Regular readers of this column will recall my recent encounter with a rude and unprofessional IMPD officer a couple months back.
The officer in question was dispatched to my home after I phoned 911 following the hit and run of my beloved dog. In addition to writing a couple of columns about my incident, I also followed the police department’s procedures to file an official complaint.
After an investigation, my case was called before the Citizens Police Complaint Board earlier this week. I attended the meeting and was highly impressed with the board members and the manner in which meetings are conducted.
However, the investigating sergeant’s report is now out, and I’m incredibly disappointed. The sergeant is responsible for reviewing details of the case, determining if the officer was in the wrong and if necessary, make the appropriate recommendations for disciplinary action or other steps regarding the situation.
Initially, of the five points or charges, the Professional Standards Division (PSD) found three to be not sustained and two to be sustained. Not sustained means they didn’t believe there was evidence to support my claims. For example, rudeness was a claim I made, but the PSD found that to be untrue so they ruled it as not sustained.
The review board however voted for two of the three not sustained charges be sustained. A positive affirmation of four of five claims isn’t bad, so I’m pleased with the board’s decisions and I encourage the public to report wrongdoings in an effort to hold public servants accountable.
However, the larger issue for me is that aspects of the report were not only inaccurate, but some “findings” were actual lies. My words were misconstrued completely and a false stage was set in an attempt to dispute my complaint or substantiate the inappropriate behavior of the officer.
I could go through the long list of untruths, ways in which my words were taken out of context, or the bizarre attempts to defend the officer’s rude behavior and condescending tone, but instead I will just mention a few:
- To rationalize the officer’s curt behavior, he claimed he thought I was a victim of domestic violence and “the other person left.” Such a notion is ludicrous because I told the dispatch repeatedly my dog was hit and that was the reason for my call. (And guess what? Even if I were a victim of domestic abuse, I still deserve to be treated fairly. )
- The officer claimed I never asked for a report to be filed, which is completely untrue. I explained to the officer repeatedly that the dispatch officer informed me since I had a license plate number of the offender, I could file a report, which is why an officer was dispatched to my home in the first place.
- The report claimed I lacked credibility. The reason for such a claim is unknown to me. I’m an educated media professional often called upon to make speeches and participate in forums in the course of my duties at the Indianapolis Recorder Newspaper. In addition, my friend who was present during the incident is highly esteemed in the education arena and holds a PhD.
- The report alleged that my complaint against the driver who hit my dog was inconsistent because I respectfully referred to the reckless driver as “a gentleman” when speaking with the sergeant. I suppose the officer would have preferred I call him a thug or some profane expletive.

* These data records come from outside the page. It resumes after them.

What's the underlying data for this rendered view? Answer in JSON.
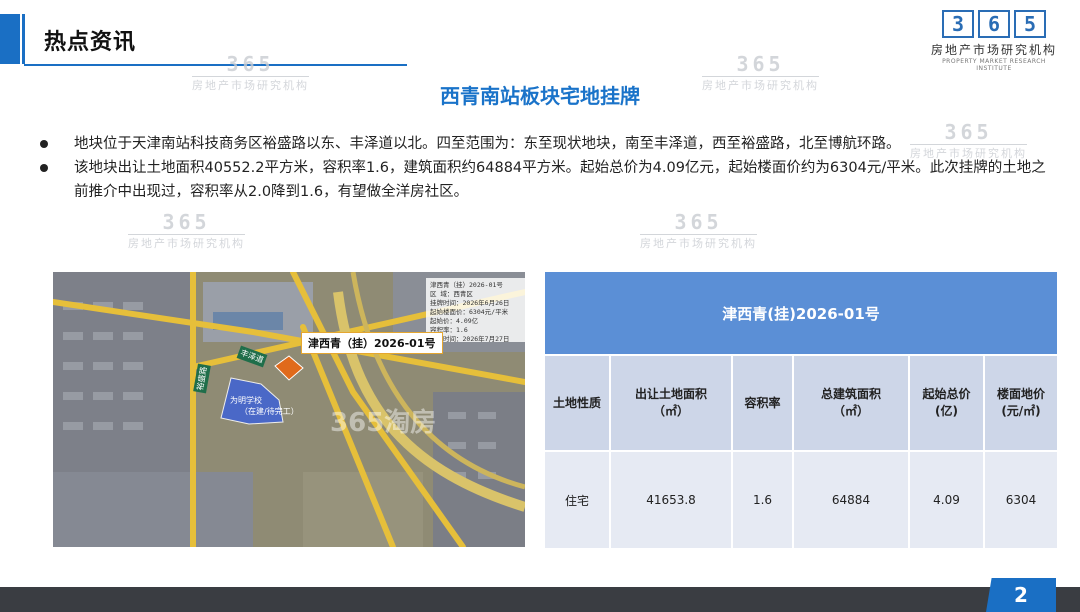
{
  "header": {
    "title": "热点资讯"
  },
  "logo": {
    "number": [
      "3",
      "6",
      "5"
    ],
    "cn": "房地产市场研究机构",
    "en": "PROPERTY MARKET RESEARCH INSTITUTE"
  },
  "subtitle": "西青南站板块宅地挂牌",
  "bullets": [
    "地块位于天津南站科技商务区裕盛路以东、丰泽道以北。四至范围为：东至现状地块，南至丰泽道，西至裕盛路，北至博航环路。",
    "该地块出让土地面积40552.2平方米，容积率1.6，建筑面积约64884平方米。起始总价为4.09亿元，起始楼面价约为6304元/平米。此次挂牌的土地之前推介中出现过，容积率从2.0降到1.6，有望做全洋房社区。"
  ],
  "map": {
    "plot_label": "津西青（挂）2026-01号",
    "callout_lines": [
      "津西青（挂）2026-01号",
      "区 域：西青区",
      "挂牌时间：2026年6月26日",
      "起始楼面价：6304元/平米",
      "起始价：4.09亿",
      "容积率：1.6",
      "截止时间：2026年7月27日"
    ],
    "road_tag_1": "丰泽道",
    "road_tag_2": "裕盛路",
    "school_line1": "为明学校",
    "school_line2": "（在建/待完工）",
    "watermark": "365淘房"
  },
  "table": {
    "title": "津西青(挂)2026-01号",
    "headers": [
      "土地性质",
      "出让土地面积\n（㎡）",
      "容积率",
      "总建筑面积\n（㎡）",
      "起始总价\n(亿)",
      "楼面地价\n(元/㎡)"
    ],
    "row": [
      "住宅",
      "41653.8",
      "1.6",
      "64884",
      "4.09",
      "6304"
    ]
  },
  "watermark_text": {
    "number": "365",
    "cn": "房地产市场研究机构"
  },
  "footer": {
    "page": "2"
  }
}
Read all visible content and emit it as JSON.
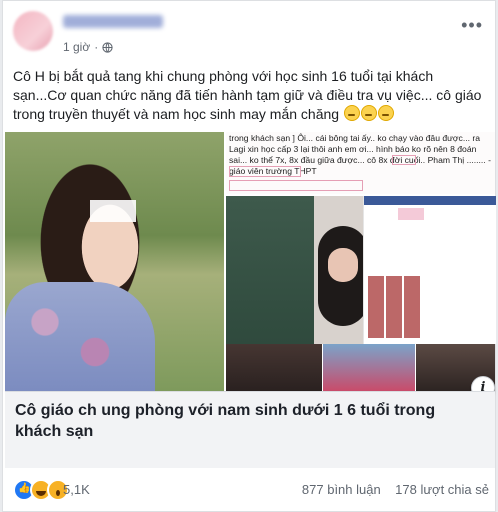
{
  "post": {
    "author_name": "Hương Lệ ...",
    "time": "1 giờ",
    "privacy_icon": "globe-icon",
    "menu_icon": "more-icon",
    "text": "Cô H bị bắt quả tang khi chung phòng với học sinh 16 tuổi tại khách sạn...Cơ quan chức năng đã tiến hành tạm giữ và điều tra vụ việc... cô giáo trong truyền thuyết và nam học sinh may mắn chăng"
  },
  "media": {
    "screenshot_text": "trong khách sạn ] Ôi... cái bông tai ấy.. ko chạy vào đâu được... ra Lagi xin học cấp 3 lại thôi anh em ơi... hình báo ko rõ nên 8 đoán sai... ko thể 7x, 8x đầu giữa được... cô 8x đời cuối.. Pham Thị ........ - giáo viên trường THPT",
    "info_icon": "info-icon",
    "info_label": "i"
  },
  "link": {
    "title": "Cô giáo ch ung phòng với nam sinh dưới 1 6 tuổi trong khách sạn"
  },
  "footer": {
    "reaction_icons": [
      "like-icon",
      "haha-icon",
      "wow-icon"
    ],
    "reaction_count": "5,1K",
    "comments": "877 bình luận",
    "shares": "178 lượt chia sẻ"
  },
  "colors": {
    "facebook_blue": "#3b5998",
    "like_blue": "#2078f4",
    "reaction_yellow": "#f7b125",
    "text": "#1c1e21",
    "muted": "#606770",
    "link_bg": "#f2f3f5"
  }
}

As I listened to the report the sergeant provided, I was appalled mostly because I could not believe such an effort was made to protect an officer who was simply rude, which is a relatively minor offense. It made me think what lengths would be taken to protect someone who committed a more severe offense. That realization terrified me, and sadly substantiates some of the claims people make about cover-ups in police departments.
I didn’t want the officer who behaved so inappropriately to be terminated or even harshly disciplined. I simply wanted the officer and others in the department to participate in various trainings that teach them how to treat the public. I believe when most of us know better, we do better. To further ensure such a notion, we must also be held accountable and regularly reviewed and screened by our superiors. And our superiors must also be reviewed and screened to ensure they are doing their jobs correctly and effectively.
I hate to admit it, but I felt defeated as I left the City County Building that evening. I thought of my job as a journalist and the countless times I’ve worked alongside the police in an effort to encourage the public to respect and value our public servants. How can I continuously tell the public to respect officers of the law when there are some “bad apples” in the barrel and some officers don’t respect the very citizens they are charged with protecting?
There must be mutual respect from both parties.
I have tremendous respect for Public Safety Director Troy Riggs and IMPD Chief Rick Hite, but they have to do more to combat the layers of deceit that is evident in their department. I’ve now witnessed it firsthand. If they don’t, it is only a matter of when, not if, that something more severe and detrimental occurs that will expose the ugliness of the department. I’ve reached out to both of them and shared my perspective as well as offered to help be part of the solution in whatever manner they deem appropriate.
Police are here to protect and serve, but the real questions are who are they protecting and what purpose are they really serving?
In my view, the jury is still out on those answers.